━━━━━ DATA UNDER STUDY ━━━━━

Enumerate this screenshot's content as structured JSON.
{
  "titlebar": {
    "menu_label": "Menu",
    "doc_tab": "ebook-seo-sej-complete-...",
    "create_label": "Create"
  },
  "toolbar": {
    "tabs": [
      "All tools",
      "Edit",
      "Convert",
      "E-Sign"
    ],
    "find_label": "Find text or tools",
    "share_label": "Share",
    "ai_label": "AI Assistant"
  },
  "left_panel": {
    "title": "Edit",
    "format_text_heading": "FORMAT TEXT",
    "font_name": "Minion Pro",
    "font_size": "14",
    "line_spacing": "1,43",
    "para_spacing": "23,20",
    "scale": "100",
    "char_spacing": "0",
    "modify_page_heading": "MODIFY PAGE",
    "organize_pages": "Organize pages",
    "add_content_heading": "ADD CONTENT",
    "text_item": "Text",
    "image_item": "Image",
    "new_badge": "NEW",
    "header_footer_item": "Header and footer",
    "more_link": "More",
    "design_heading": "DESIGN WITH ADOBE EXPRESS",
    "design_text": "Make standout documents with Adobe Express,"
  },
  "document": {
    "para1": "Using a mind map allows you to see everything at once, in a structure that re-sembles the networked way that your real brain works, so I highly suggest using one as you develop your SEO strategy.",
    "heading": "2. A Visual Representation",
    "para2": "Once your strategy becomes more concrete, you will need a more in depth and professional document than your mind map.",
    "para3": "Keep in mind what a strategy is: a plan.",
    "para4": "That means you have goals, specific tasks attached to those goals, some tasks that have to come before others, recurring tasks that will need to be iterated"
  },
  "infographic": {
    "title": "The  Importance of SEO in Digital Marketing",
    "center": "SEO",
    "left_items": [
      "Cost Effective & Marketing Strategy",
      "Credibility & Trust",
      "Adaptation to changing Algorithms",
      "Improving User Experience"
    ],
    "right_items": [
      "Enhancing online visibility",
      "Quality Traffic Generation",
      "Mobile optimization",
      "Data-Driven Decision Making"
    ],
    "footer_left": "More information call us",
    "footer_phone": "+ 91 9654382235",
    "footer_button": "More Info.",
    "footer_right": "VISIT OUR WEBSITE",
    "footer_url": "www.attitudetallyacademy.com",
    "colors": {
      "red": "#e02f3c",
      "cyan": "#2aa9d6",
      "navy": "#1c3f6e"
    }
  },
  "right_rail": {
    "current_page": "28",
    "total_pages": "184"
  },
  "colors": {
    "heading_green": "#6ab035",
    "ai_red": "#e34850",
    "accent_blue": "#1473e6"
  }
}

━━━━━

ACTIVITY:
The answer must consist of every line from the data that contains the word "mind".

SOLUTION TO THIS TASK:
    "para1": "Using a mind map allows you to see everything at once, in a structure that re-sembles the networked way that your real brain works, so I highly suggest using one as you develop your SEO strategy.",
    "para2": "Once your strategy becomes more concrete, you will need a more in depth and professional document than your mind map.",
    "para3": "Keep in mind what a strategy is: a plan.",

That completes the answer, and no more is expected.